Additionally, pay attention to how the site is written. If you see lots of errors, such as spelling or grammatical, it’s likely it’s been put together in a hurry by someone looking to make a quick buck.
Most legitimate online retailers should allow you to pay by debit or credit card. You may also be offered the ability to pay using a known, reliable online method like PayPal. PayPal can be a good option as scammers will not be able to get hold of your bank details. Never pay by bank transfer when spending online, and especially not into someone's bitcoin or other cryptocurrency wallets, and check out the returns policy as well.

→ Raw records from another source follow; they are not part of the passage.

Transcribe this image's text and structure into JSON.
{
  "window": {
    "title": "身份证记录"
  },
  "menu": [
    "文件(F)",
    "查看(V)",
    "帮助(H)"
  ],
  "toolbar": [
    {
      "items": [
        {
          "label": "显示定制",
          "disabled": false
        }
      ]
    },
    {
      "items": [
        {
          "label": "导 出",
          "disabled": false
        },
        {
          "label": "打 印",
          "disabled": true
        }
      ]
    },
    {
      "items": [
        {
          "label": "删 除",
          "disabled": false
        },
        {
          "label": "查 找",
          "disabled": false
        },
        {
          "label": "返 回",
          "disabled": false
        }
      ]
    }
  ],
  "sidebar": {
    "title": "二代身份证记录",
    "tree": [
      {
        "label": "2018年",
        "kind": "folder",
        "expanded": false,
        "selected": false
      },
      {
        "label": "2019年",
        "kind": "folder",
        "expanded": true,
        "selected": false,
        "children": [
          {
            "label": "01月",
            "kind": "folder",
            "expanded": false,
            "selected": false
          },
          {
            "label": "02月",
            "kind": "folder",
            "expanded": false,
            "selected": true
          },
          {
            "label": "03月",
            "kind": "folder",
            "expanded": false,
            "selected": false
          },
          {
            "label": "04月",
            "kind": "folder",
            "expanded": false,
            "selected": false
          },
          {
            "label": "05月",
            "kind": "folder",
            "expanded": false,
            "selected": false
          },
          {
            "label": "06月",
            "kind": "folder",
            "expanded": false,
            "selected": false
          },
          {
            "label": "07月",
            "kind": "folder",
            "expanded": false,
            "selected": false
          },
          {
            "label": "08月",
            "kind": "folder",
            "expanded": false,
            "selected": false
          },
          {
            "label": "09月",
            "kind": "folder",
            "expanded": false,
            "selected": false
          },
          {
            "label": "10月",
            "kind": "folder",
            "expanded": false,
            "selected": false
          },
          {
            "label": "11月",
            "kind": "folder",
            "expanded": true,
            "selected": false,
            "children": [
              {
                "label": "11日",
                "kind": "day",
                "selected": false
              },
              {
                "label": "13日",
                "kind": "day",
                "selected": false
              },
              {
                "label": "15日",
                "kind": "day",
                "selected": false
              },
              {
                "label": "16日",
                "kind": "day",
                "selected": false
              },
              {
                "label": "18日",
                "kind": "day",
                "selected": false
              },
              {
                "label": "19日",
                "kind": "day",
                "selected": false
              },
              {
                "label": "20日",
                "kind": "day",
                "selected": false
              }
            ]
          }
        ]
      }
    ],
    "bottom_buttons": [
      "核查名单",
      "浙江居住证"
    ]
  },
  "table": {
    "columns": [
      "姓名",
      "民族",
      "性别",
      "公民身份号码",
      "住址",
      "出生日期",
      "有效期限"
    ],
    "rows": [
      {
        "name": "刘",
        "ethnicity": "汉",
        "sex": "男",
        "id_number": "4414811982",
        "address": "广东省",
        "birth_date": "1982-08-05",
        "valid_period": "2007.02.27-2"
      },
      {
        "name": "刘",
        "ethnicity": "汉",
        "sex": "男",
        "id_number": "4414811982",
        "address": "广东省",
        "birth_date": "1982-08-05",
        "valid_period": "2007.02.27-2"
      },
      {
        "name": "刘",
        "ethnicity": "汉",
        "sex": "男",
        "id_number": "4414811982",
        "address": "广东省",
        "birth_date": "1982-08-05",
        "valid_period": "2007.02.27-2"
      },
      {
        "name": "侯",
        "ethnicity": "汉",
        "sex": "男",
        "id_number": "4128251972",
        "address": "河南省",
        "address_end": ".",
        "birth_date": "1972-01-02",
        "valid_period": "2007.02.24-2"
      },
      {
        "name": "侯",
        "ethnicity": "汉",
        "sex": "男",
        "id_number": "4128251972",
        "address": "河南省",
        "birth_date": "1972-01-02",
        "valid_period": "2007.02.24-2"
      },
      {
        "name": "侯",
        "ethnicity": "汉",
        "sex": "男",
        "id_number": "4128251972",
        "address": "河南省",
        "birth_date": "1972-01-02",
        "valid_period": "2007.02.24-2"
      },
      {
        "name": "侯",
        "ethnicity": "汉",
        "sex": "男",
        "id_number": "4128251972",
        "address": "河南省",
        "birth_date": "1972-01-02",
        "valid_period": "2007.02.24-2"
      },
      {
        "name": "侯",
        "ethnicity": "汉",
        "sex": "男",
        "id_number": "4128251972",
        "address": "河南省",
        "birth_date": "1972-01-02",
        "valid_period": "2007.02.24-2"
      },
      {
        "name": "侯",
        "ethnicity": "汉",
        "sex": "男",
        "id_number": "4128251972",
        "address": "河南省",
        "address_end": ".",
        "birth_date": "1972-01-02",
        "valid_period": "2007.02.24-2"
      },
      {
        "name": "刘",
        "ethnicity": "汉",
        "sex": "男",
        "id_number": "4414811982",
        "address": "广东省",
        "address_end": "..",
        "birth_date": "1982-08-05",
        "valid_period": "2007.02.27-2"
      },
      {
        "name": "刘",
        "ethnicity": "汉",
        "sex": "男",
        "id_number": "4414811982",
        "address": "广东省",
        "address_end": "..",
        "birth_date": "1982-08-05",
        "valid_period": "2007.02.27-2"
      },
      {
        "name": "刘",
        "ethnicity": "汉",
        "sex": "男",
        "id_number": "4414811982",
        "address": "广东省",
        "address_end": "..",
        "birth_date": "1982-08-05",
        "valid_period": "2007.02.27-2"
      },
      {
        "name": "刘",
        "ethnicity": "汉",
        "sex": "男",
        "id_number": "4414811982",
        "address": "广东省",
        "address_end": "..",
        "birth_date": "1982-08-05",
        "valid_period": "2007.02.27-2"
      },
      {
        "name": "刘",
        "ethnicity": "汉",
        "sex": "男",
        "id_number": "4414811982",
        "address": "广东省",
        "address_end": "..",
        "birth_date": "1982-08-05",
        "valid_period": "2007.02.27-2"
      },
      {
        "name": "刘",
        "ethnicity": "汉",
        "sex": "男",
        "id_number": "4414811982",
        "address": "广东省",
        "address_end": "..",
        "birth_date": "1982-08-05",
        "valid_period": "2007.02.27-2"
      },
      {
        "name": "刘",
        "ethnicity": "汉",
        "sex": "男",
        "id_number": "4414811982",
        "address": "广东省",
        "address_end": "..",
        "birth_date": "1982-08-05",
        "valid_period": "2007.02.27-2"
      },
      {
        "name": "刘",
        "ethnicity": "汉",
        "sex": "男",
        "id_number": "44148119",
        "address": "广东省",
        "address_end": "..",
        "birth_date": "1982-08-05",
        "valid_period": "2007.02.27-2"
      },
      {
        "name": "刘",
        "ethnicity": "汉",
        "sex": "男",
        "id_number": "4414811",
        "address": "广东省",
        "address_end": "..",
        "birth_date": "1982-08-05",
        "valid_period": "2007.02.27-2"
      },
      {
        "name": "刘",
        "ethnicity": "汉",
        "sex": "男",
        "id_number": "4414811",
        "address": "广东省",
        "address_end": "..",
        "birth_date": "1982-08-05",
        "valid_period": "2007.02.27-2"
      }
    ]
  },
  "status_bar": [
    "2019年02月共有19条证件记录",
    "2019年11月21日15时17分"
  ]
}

A quick and simple way to check you are browsing on a safe site is to look next to the URL. Make sure you are using an https:// or secure server internet connection. If the website has a padlock next to it, the website is usually secure. However, there are occasions where spammers buy a padlock for their site, so ensure you check out other elements of the website too.
If you pay by credit card when shopping online, you have extra protection for items costing between £100 and £30,000, under Section 75 of the Consumer Credit Act. This means you can speak to your credit card company about getting a refund if you run into a problem with your purchase that has not been dealt with well by the retailer.
If you paid for your purchases using a debit card and then encounter problems, you might also be able to get help from your current account provider. You can do this by making a Chargeback claim. Policies such as the chargeback scheme, means you are covered if a purchase is in bad condition when it arrives, or doesn’t arrive at all.
Money.co.uk analysed fraud and cyber crimes reported to Action Fraud. Data was taken from the interactive dashboard and filtered according to the dates specified within the report.
Q1 data correct as of 1 April 2021
Q2 data correct as of 1 July 2021
Q3 data is correct as of 1 October 2021.
James is our senior personal finance editor and has spent the past 15 years writing and editing personal finance news. He has previously written for ReachPLC, was money editor of Mirror Online and Yahoo Finance UK, and has recently been quoted in City AM, Liverpool Echo and Daily Record as well as featured on national radio shows TalkRadio and the BBC.
James has spent the past 15 years writing and editing personal finance news, specialising in consumer rights, pensions, insurance, property and investments - picking up a series of awards for his journalism along the way.